Incorporate Alphabet Instruction in Daily Activities: Your alphabet instruction might only last 20 minutes or so per day, but you can sneak in subtle learning opportunities all day. For example, if your child is going to have berries for a snack, give them berries and say “buh buh berries” to focus on the Bb sound.
The Decoding/Encoding Continuum
While reading is largely a process of decoding language, we can’t ignore the encoding process that children use to communicate. In regards to literacy, decoding is a skill that allows learners to see arbitrary signs (letters) and make a connection to their meaning. Basically, it is the process of recognizing a word by applying knowledge of letter-sound correspondence to pronounce a word and match it to a known word in one’s spoken vocabulary. Encoding is the process of using one’s knowledge of letter-sound correspondence to spell and write a spoken word. Decoding and encoding skills may seem different, and they are, but the two build off of each other in productive ways (Freeman 2014).
So, how does encoding fit in with alphabet instruction?
As children learn to physically create the letter symbols, they make stronger connections to the letter which helps them remember the letter and sound relationship (Freeman 2014). As you introduce new letters to your child, have them practice writing the letters by hand.
How to Practice Writing the ABCs
Use primary paper with guidelines to help your child correctly write new letters. There are dozens of free writing practice pages you can print out for free, or you can make the guidelines by hand. You only need to draw two solid lines with a dotted line in the middle to create guidelines. The first section should contain dotted letter outlines of letters for your child to trace so that they can get used to writing the lines and shapes.
Young learners need concrete language to help them understand the abstract features that make up letter forms.
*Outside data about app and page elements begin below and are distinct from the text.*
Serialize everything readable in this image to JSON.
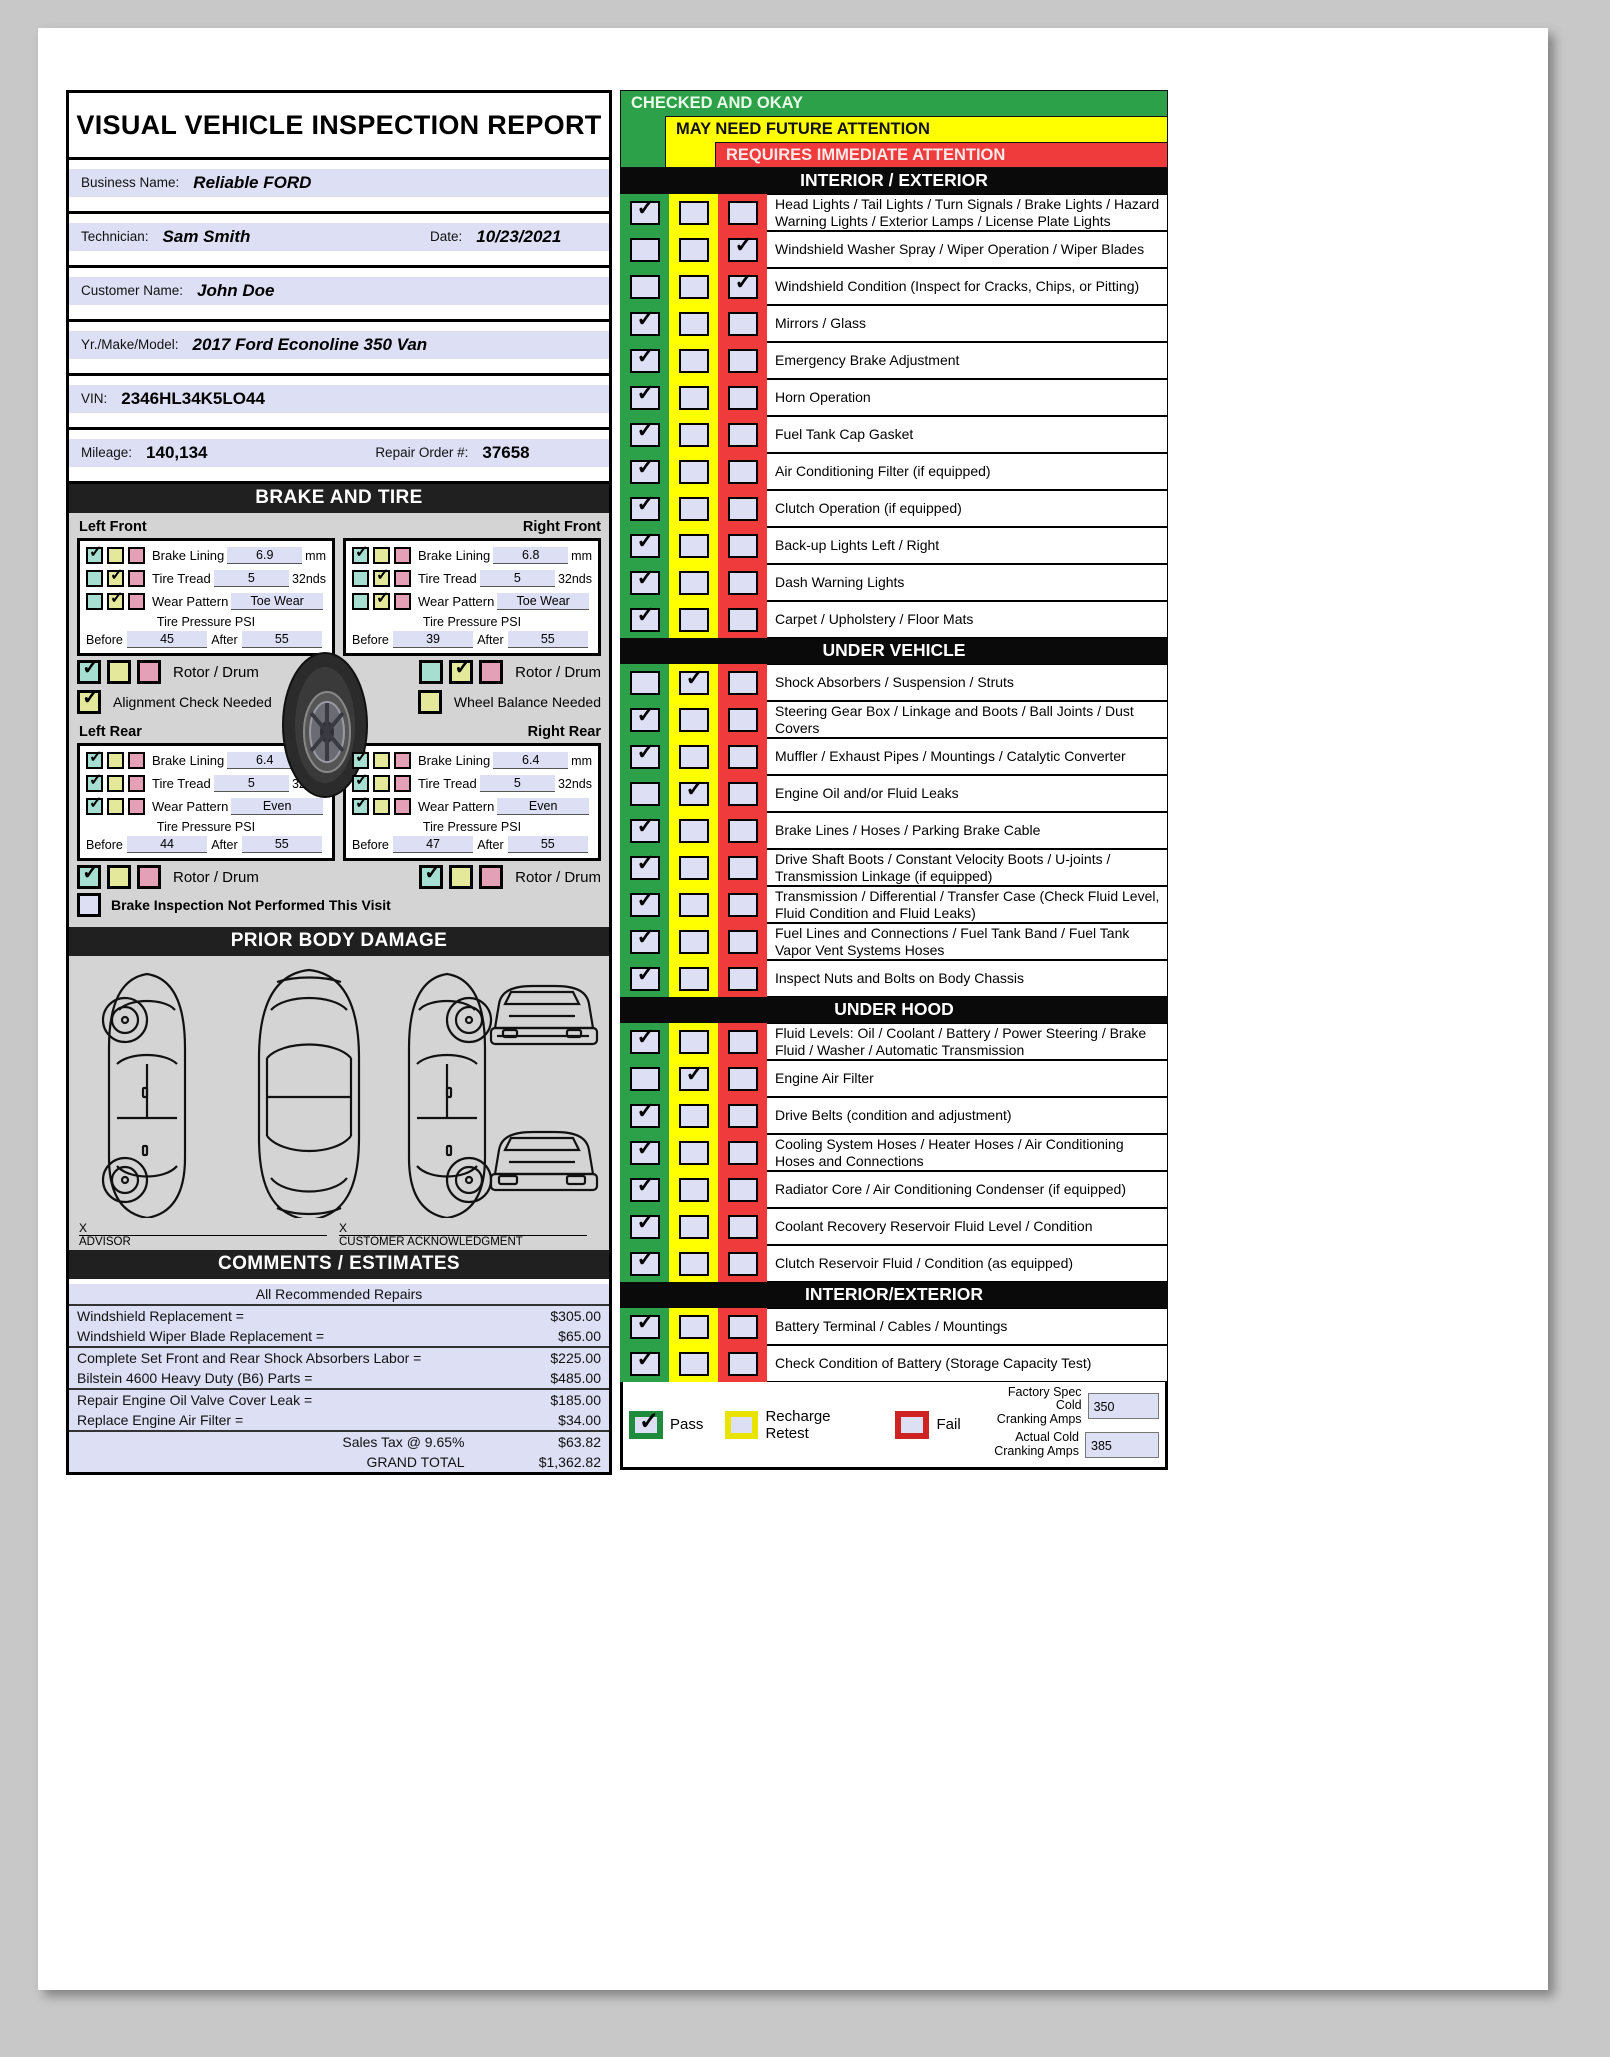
{
  "report": {
    "title": "VISUAL VEHICLE INSPECTION REPORT",
    "fields": [
      {
        "label": "Business Name:",
        "value": "Reliable FORD"
      },
      {
        "label": "Technician:",
        "value": "Sam Smith",
        "label2": "Date:",
        "value2": "10/23/2021"
      },
      {
        "label": "Customer Name:",
        "value": "John Doe"
      },
      {
        "label": "Yr./Make/Model:",
        "value": "2017 Ford Econoline 350 Van"
      },
      {
        "label": "VIN:",
        "value": "2346HL34K5LO44"
      },
      {
        "label": "Mileage:",
        "value": "140,134",
        "label2": "Repair Order #:",
        "value2": "37658"
      }
    ]
  },
  "brake_tire": {
    "heading": "BRAKE AND TIRE",
    "row_labels": {
      "lining": "Brake Lining",
      "tread": "Tire Tread",
      "wear": "Wear Pattern"
    },
    "units": {
      "lining": "mm",
      "tread": "32nds"
    },
    "pressure_label": "Tire Pressure PSI",
    "before_label": "Before",
    "after_label": "After",
    "rotor_label": "Rotor / Drum",
    "alignment_label": "Alignment Check Needed",
    "wheel_balance_label": "Wheel Balance Needed",
    "not_performed_label": "Brake Inspection Not Performed This Visit",
    "corners": [
      {
        "name": "Left Front",
        "align": "left",
        "lining": {
          "value": "6.9",
          "state": "green"
        },
        "tread": {
          "value": "5",
          "state": "yellow"
        },
        "wear": {
          "value": "Toe Wear",
          "state": "yellow"
        },
        "before": "45",
        "after": "55",
        "rotor": "green"
      },
      {
        "name": "Right Front",
        "align": "right",
        "lining": {
          "value": "6.8",
          "state": "green"
        },
        "tread": {
          "value": "5",
          "state": "yellow"
        },
        "wear": {
          "value": "Toe Wear",
          "state": "yellow"
        },
        "before": "39",
        "after": "55",
        "rotor": "yellow"
      },
      {
        "name": "Left Rear",
        "align": "left",
        "lining": {
          "value": "6.4",
          "state": "green"
        },
        "tread": {
          "value": "5",
          "state": "green"
        },
        "wear": {
          "value": "Even",
          "state": "green"
        },
        "before": "44",
        "after": "55",
        "rotor": "green"
      },
      {
        "name": "Right Rear",
        "align": "right",
        "lining": {
          "value": "6.4",
          "state": "green"
        },
        "tread": {
          "value": "5",
          "state": "green"
        },
        "wear": {
          "value": "Even",
          "state": "green"
        },
        "before": "47",
        "after": "55",
        "rotor": "green"
      }
    ],
    "alignment_checked": true,
    "wheel_balance_checked": false,
    "not_performed_checked": false
  },
  "body_damage": {
    "heading": "PRIOR BODY DAMAGE",
    "advisor_mark": "X",
    "advisor_label": "ADVISOR",
    "customer_mark": "X",
    "customer_label": "CUSTOMER ACKNOWLEDGMENT"
  },
  "comments": {
    "heading": "COMMENTS / ESTIMATES",
    "subheading": "All Recommended Repairs",
    "groups": [
      [
        {
          "desc": "Windshield Replacement =",
          "amount": "$305.00"
        },
        {
          "desc": "Windshield Wiper Blade Replacement =",
          "amount": "$65.00"
        }
      ],
      [
        {
          "desc": "Complete Set Front and Rear Shock Absorbers Labor =",
          "amount": "$225.00"
        },
        {
          "desc": "Bilstein 4600 Heavy Duty (B6) Parts =",
          "amount": "$485.00"
        }
      ],
      [
        {
          "desc": "Repair Engine Oil Valve Cover Leak =",
          "amount": "$185.00"
        },
        {
          "desc": "Replace Engine Air Filter =",
          "amount": "$34.00"
        }
      ]
    ],
    "tax_label": "Sales Tax  @   9.65%",
    "tax_amount": "$63.82",
    "total_label": "GRAND  TOTAL",
    "total_amount": "$1,362.82"
  },
  "legend": {
    "ok": "CHECKED AND OKAY",
    "future": "MAY NEED FUTURE ATTENTION",
    "immediate": "REQUIRES IMMEDIATE ATTENTION"
  },
  "sections": [
    {
      "heading": "INTERIOR / EXTERIOR",
      "items": [
        {
          "text": "Head Lights / Tail Lights / Turn Signals / Brake Lights / Hazard Warning Lights / Exterior Lamps / License Plate Lights",
          "state": "green"
        },
        {
          "text": "Windshield Washer Spray / Wiper Operation / Wiper Blades",
          "state": "red"
        },
        {
          "text": "Windshield Condition (Inspect for Cracks, Chips, or Pitting)",
          "state": "red"
        },
        {
          "text": "Mirrors / Glass",
          "state": "green"
        },
        {
          "text": "Emergency Brake Adjustment",
          "state": "green"
        },
        {
          "text": "Horn Operation",
          "state": "green"
        },
        {
          "text": "Fuel Tank Cap Gasket",
          "state": "green"
        },
        {
          "text": "Air Conditioning Filter (if equipped)",
          "state": "green"
        },
        {
          "text": "Clutch Operation (if equipped)",
          "state": "green"
        },
        {
          "text": "Back-up Lights Left / Right",
          "state": "green"
        },
        {
          "text": "Dash Warning Lights",
          "state": "green"
        },
        {
          "text": "Carpet / Upholstery / Floor Mats",
          "state": "green"
        }
      ]
    },
    {
      "heading": "UNDER VEHICLE",
      "items": [
        {
          "text": "Shock Absorbers / Suspension / Struts",
          "state": "yellow"
        },
        {
          "text": "Steering Gear Box / Linkage and Boots / Ball Joints / Dust Covers",
          "state": "green"
        },
        {
          "text": "Muffler / Exhaust Pipes / Mountings / Catalytic Converter",
          "state": "green"
        },
        {
          "text": "Engine Oil and/or Fluid Leaks",
          "state": "yellow"
        },
        {
          "text": "Brake Lines / Hoses / Parking Brake Cable",
          "state": "green"
        },
        {
          "text": "Drive Shaft Boots / Constant Velocity Boots / U-joints / Transmission Linkage (if equipped)",
          "state": "green"
        },
        {
          "text": "Transmission / Differential / Transfer Case (Check Fluid Level, Fluid Condition and Fluid Leaks)",
          "state": "green"
        },
        {
          "text": "Fuel Lines and Connections / Fuel Tank Band / Fuel Tank Vapor Vent Systems Hoses",
          "state": "green"
        },
        {
          "text": "Inspect Nuts and Bolts on Body Chassis",
          "state": "green"
        }
      ]
    },
    {
      "heading": "UNDER HOOD",
      "items": [
        {
          "text": "Fluid Levels: Oil / Coolant / Battery / Power Steering / Brake Fluid / Washer / Automatic Transmission",
          "state": "green"
        },
        {
          "text": "Engine Air Filter",
          "state": "yellow"
        },
        {
          "text": "Drive Belts (condition and adjustment)",
          "state": "green"
        },
        {
          "text": "Cooling System Hoses / Heater Hoses / Air Conditioning Hoses and Connections",
          "state": "green"
        },
        {
          "text": "Radiator Core / Air Conditioning Condenser (if equipped)",
          "state": "green"
        },
        {
          "text": "Coolant Recovery Reservoir Fluid Level / Condition",
          "state": "green"
        },
        {
          "text": "Clutch Reservoir Fluid / Condition (as equipped)",
          "state": "green"
        }
      ]
    },
    {
      "heading": "INTERIOR/EXTERIOR",
      "items": [
        {
          "text": "Battery Terminal / Cables / Mountings",
          "state": "green"
        },
        {
          "text": "Check Condition of Battery (Storage Capacity Test)",
          "state": "green"
        }
      ]
    }
  ],
  "footer": {
    "pass_label": "Pass",
    "recharge_label": "Recharge Retest",
    "fail_label": "Fail",
    "factory_label_1": "Factory Spec Cold",
    "factory_label_2": "Cranking Amps",
    "factory_value": "350",
    "actual_label_1": "Actual Cold",
    "actual_label_2": "Cranking Amps",
    "actual_value": "385"
  },
  "colors": {
    "green": "#2ca14a",
    "yellow": "#ffff00",
    "red": "#ef3b3b",
    "field_blue": "#dde0f5"
  }
}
Label your guidelines by calling the top line the “roof”, the bottom line the “sidewalk”, and the dotted middle line “the fence.” When they’re ready to write uppercase “T”, you can say, “draw a straight line down from the roof to the sidewalk, then draw a straight line across the roof.” For lowercase “t”, you’d say, “draw a straight line down from the roof to the sidewalk, then a straight line across the fence.” For the letters that go below the bottom line, such as “g” or “y,” you can lightly draw a line below the “sidewalk” and refer to it as the “basement.”
It is also helpful to include visual content on the writing practice pages to encourage the connection between the letter and the sound it makes. On your letter “Tt” writing practice page, include a picture of a tiger. After your child finishes the writing practice, they can color in the picture of the tiger as a reward. Writing can be frustrating for children at first, so it’s important to have some rewarding activities included in the practice.
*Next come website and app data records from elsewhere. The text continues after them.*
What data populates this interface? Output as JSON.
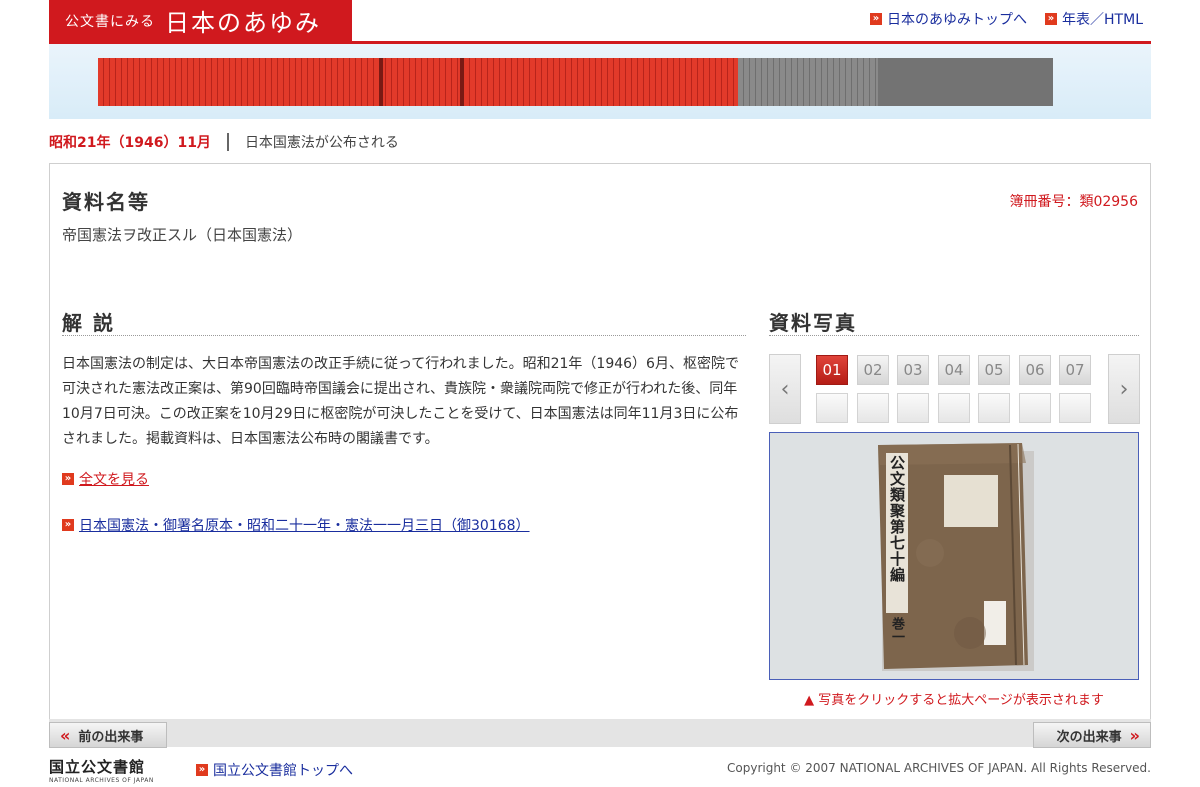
{
  "header": {
    "logo_small": "公文書にみる",
    "logo_big": "日本のあゆみ",
    "links": [
      "日本のあゆみトップへ",
      "年表／HTML"
    ]
  },
  "breadcrumb": {
    "date": "昭和21年（1946）11月",
    "event": "日本国憲法が公布される"
  },
  "document": {
    "section_title": "資料名等",
    "doc_number": "簿冊番号：類02956",
    "name": "帝国憲法ヲ改正スル（日本国憲法）"
  },
  "commentary": {
    "title": "解 説",
    "text": "日本国憲法の制定は、大日本帝国憲法の改正手続に従って行われました。昭和21年（1946）6月、枢密院で可決された憲法改正案は、第90回臨時帝国議会に提出され、貴族院・衆議院両院で修正が行われた後、同年10月7日可決。この改正案を10月29日に枢密院が可決したことを受けて、日本国憲法は同年11月3日に公布されました。掲載資料は、日本国憲法公布時の閣議書です。",
    "link_fulltext": "全文を見る",
    "link_related": "日本国憲法・御署名原本・昭和二十一年・憲法一一月三日（御30168）"
  },
  "photos": {
    "title": "資料写真",
    "pages": [
      "01",
      "02",
      "03",
      "04",
      "05",
      "06",
      "07"
    ],
    "active_page": "01",
    "prev_icon": "chevron-left-icon",
    "next_icon": "chevron-right-icon",
    "caption": "▲ 写真をクリックすると拡大ページが表示されます",
    "book_title": "公文類聚第七十編",
    "book_volume": "巻一"
  },
  "footer": {
    "prev": "前の出来事",
    "next": "次の出来事",
    "archive_jp": "国立公文書館",
    "archive_en": "NATIONAL ARCHIVES OF JAPAN",
    "top_link": "国立公文書館トップへ",
    "copyright": "Copyright © 2007 NATIONAL ARCHIVES OF JAPAN. All Rights Reserved."
  },
  "colors": {
    "accent_red": "#d0191e",
    "link_blue": "#1a2e9e"
  }
}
You now have a variety of general principles and strategies to use as you teach your child to recognize the alphabet. One of the most important things to take away is that the process has to be enjoyable for your child. You can make the learning process fun by using games, colorful pictures, and songs. Our alphabet song is a great way to promote letter recognition in a fun and engaging way.
The Bottom Line
- Reading instruction should be fun and engaging.
- Children can learn the alphabet from games, songs, and explicit instruction.
- Decoding and encoding skills are needed in order to develop reading skills.
Freeman, D. E., & Freeman, Y. S. (2014). Essential linguistics: What teachers need to know to teach. Heinemann.